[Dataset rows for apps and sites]
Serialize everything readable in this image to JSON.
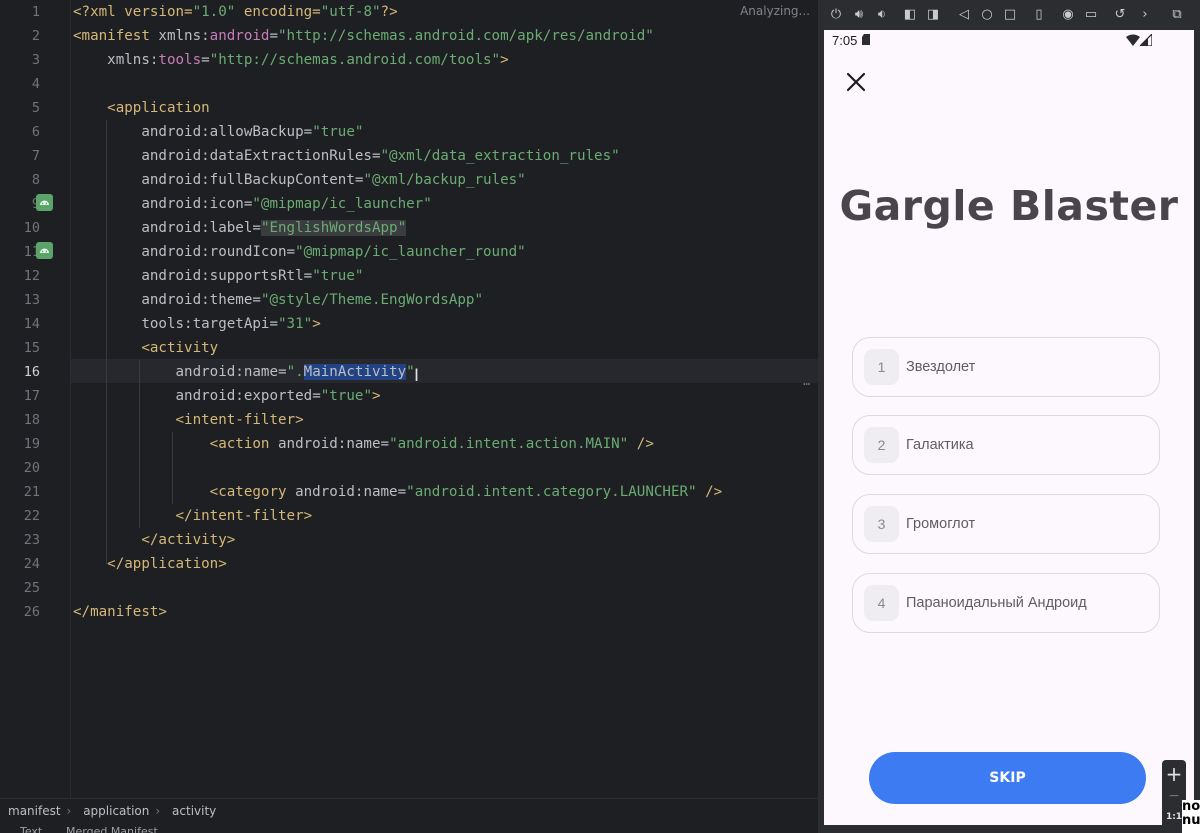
{
  "editor": {
    "status": "Analyzing...",
    "line_numbers": [
      "1",
      "2",
      "3",
      "4",
      "5",
      "6",
      "7",
      "8",
      "9",
      "10",
      "11",
      "12",
      "13",
      "14",
      "15",
      "16",
      "17",
      "18",
      "19",
      "20",
      "21",
      "22",
      "23",
      "24",
      "25",
      "26"
    ],
    "current_line": "16"
  },
  "code": {
    "l1": {
      "a": "<?xml version=",
      "b": "\"1.0\"",
      "c": " encoding=",
      "d": "\"utf-8\"",
      "e": "?>"
    },
    "l2": {
      "a": "<manifest ",
      "b": "xmlns:",
      "c": "android",
      "d": "=",
      "e": "\"http://schemas.android.com/apk/res/android\""
    },
    "l3": {
      "a": "    xmlns:",
      "b": "tools",
      "c": "=",
      "d": "\"http://schemas.android.com/tools\"",
      "e": ">"
    },
    "l5": {
      "a": "    <application"
    },
    "l6": {
      "a": "        android:",
      "b": "allowBackup",
      "c": "=",
      "d": "\"true\""
    },
    "l7": {
      "a": "        android:",
      "b": "dataExtractionRules",
      "c": "=",
      "d": "\"@xml/data_extraction_rules\""
    },
    "l8": {
      "a": "        android:",
      "b": "fullBackupContent",
      "c": "=",
      "d": "\"@xml/backup_rules\""
    },
    "l9": {
      "a": "        android:",
      "b": "icon",
      "c": "=",
      "d": "\"@mipmap/ic_launcher\""
    },
    "l10": {
      "a": "        android:",
      "b": "label",
      "c": "=",
      "d": "\"EnglishWordsApp\""
    },
    "l11": {
      "a": "        android:",
      "b": "roundIcon",
      "c": "=",
      "d": "\"@mipmap/ic_launcher_round\""
    },
    "l12": {
      "a": "        android:",
      "b": "supportsRtl",
      "c": "=",
      "d": "\"true\""
    },
    "l13": {
      "a": "        android:",
      "b": "theme",
      "c": "=",
      "d": "\"@style/Theme.EngWordsApp\""
    },
    "l14": {
      "a": "        tools:",
      "b": "targetApi",
      "c": "=",
      "d": "\"31\"",
      "e": ">"
    },
    "l15": {
      "a": "        <activity"
    },
    "l16": {
      "a": "            android:",
      "b": "name",
      "c": "=",
      "d": "\".",
      "e": "MainActivity",
      "f": "\""
    },
    "l17": {
      "a": "            android:",
      "b": "exported",
      "c": "=",
      "d": "\"true\"",
      "e": ">"
    },
    "l18": {
      "a": "            <intent-filter>"
    },
    "l19": {
      "a": "                <action ",
      "b": "android:",
      "c": "name",
      "d": "=",
      "e": "\"android.intent.action.MAIN\"",
      "f": " />"
    },
    "l21": {
      "a": "                <category ",
      "b": "android:",
      "c": "name",
      "d": "=",
      "e": "\"android.intent.category.LAUNCHER\"",
      "f": " />"
    },
    "l22": {
      "a": "            </intent-filter>"
    },
    "l23": {
      "a": "        </activity>"
    },
    "l24": {
      "a": "    </application>"
    },
    "l26": {
      "a": "</manifest>"
    }
  },
  "breadcrumb": [
    "manifest",
    "application",
    "activity"
  ],
  "bottom_tabs": [
    "Text",
    "Merged Manifest"
  ],
  "emulator": {
    "toolbar_icons": [
      "power-icon",
      "volume-up-icon",
      "volume-down-icon",
      "rotate-left-icon",
      "rotate-right-icon",
      "back-icon",
      "home-icon",
      "overview-icon",
      "fold-icon",
      "screenshot-icon",
      "record-icon",
      "undo-icon",
      "more-icon",
      "device-manager-icon"
    ],
    "status_time": "7:05",
    "title": "Gargle Blaster",
    "options": [
      {
        "num": "1",
        "text": "Звездолет"
      },
      {
        "num": "2",
        "text": "Галактика"
      },
      {
        "num": "3",
        "text": "Громоглот"
      },
      {
        "num": "4",
        "text": "Параноидальный Андроид"
      }
    ],
    "skip_label": "SKIP",
    "zoom": {
      "plus": "+",
      "minus": "−",
      "ratio": "1:1"
    },
    "corner_text": "no\nnu"
  },
  "colors": {
    "accent": "#3d7bf2",
    "editor_bg": "#1e1f22",
    "phone_bg": "#fdf8fd"
  }
}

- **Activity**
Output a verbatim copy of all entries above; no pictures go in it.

- **Response area**
Serialize everything readable in this image to JSON.
{
  "editor": {
    "status": "Analyzing...",
    "line_numbers": [
      "1",
      "2",
      "3",
      "4",
      "5",
      "6",
      "7",
      "8",
      "9",
      "10",
      "11",
      "12",
      "13",
      "14",
      "15",
      "16",
      "17",
      "18",
      "19",
      "20",
      "21",
      "22",
      "23",
      "24",
      "25",
      "26"
    ],
    "current_line": "16"
  },
  "code": {
    "l1": {
      "a": "<?xml version=",
      "b": "\"1.0\"",
      "c": " encoding=",
      "d": "\"utf-8\"",
      "e": "?>"
    },
    "l2": {
      "a": "<manifest ",
      "b": "xmlns:",
      "c": "android",
      "d": "=",
      "e": "\"http://schemas.android.com/apk/res/android\""
    },
    "l3": {
      "a": "    xmlns:",
      "b": "tools",
      "c": "=",
      "d": "\"http://schemas.android.com/tools\"",
      "e": ">"
    },
    "l5": {
      "a": "    <application"
    },
    "l6": {
      "a": "        android:",
      "b": "allowBackup",
      "c": "=",
      "d": "\"true\""
    },
    "l7": {
      "a": "        android:",
      "b": "dataExtractionRules",
      "c": "=",
      "d": "\"@xml/data_extraction_rules\""
    },
    "l8": {
      "a": "        android:",
      "b": "fullBackupContent",
      "c": "=",
      "d": "\"@xml/backup_rules\""
    },
    "l9": {
      "a": "        android:",
      "b": "icon",
      "c": "=",
      "d": "\"@mipmap/ic_launcher\""
    },
    "l10": {
      "a": "        android:",
      "b": "label",
      "c": "=",
      "d": "\"EnglishWordsApp\""
    },
    "l11": {
      "a": "        android:",
      "b": "roundIcon",
      "c": "=",
      "d": "\"@mipmap/ic_launcher_round\""
    },
    "l12": {
      "a": "        android:",
      "b": "supportsRtl",
      "c": "=",
      "d": "\"true\""
    },
    "l13": {
      "a": "        android:",
      "b": "theme",
      "c": "=",
      "d": "\"@style/Theme.EngWordsApp\""
    },
    "l14": {
      "a": "        tools:",
      "b": "targetApi",
      "c": "=",
      "d": "\"31\"",
      "e": ">"
    },
    "l15": {
      "a": "        <activity"
    },
    "l16": {
      "a": "            android:",
      "b": "name",
      "c": "=",
      "d": "\".",
      "e": "MainActivity",
      "f": "\""
    },
    "l17": {
      "a": "            android:",
      "b": "exported",
      "c": "=",
      "d": "\"true\"",
      "e": ">"
    },
    "l18": {
      "a": "            <intent-filter>"
    },
    "l19": {
      "a": "                <action ",
      "b": "android:",
      "c": "name",
      "d": "=",
      "e": "\"android.intent.action.MAIN\"",
      "f": " />"
    },
    "l21": {
      "a": "                <category ",
      "b": "android:",
      "c": "name",
      "d": "=",
      "e": "\"android.intent.category.LAUNCHER\"",
      "f": " />"
    },
    "l22": {
      "a": "            </intent-filter>"
    },
    "l23": {
      "a": "        </activity>"
    },
    "l24": {
      "a": "    </application>"
    },
    "l26": {
      "a": "</manifest>"
    }
  },
  "breadcrumb": [
    "manifest",
    "application",
    "activity"
  ],
  "bottom_tabs": [
    "Text",
    "Merged Manifest"
  ],
  "emulator": {
    "toolbar_icons": [
      "power-icon",
      "volume-up-icon",
      "volume-down-icon",
      "rotate-left-icon",
      "rotate-right-icon",
      "back-icon",
      "home-icon",
      "overview-icon",
      "fold-icon",
      "screenshot-icon",
      "record-icon",
      "undo-icon",
      "more-icon",
      "device-manager-icon"
    ],
    "status_time": "7:05",
    "title": "Gargle Blaster",
    "options": [
      {
        "num": "1",
        "text": "Звездолет"
      },
      {
        "num": "2",
        "text": "Галактика"
      },
      {
        "num": "3",
        "text": "Громоглот"
      },
      {
        "num": "4",
        "text": "Параноидальный Андроид"
      }
    ],
    "skip_label": "SKIP",
    "zoom": {
      "plus": "+",
      "minus": "−",
      "ratio": "1:1"
    },
    "corner_text": "no\nnu"
  },
  "colors": {
    "accent": "#3d7bf2",
    "editor_bg": "#1e1f22",
    "phone_bg": "#fdf8fd"
  }
}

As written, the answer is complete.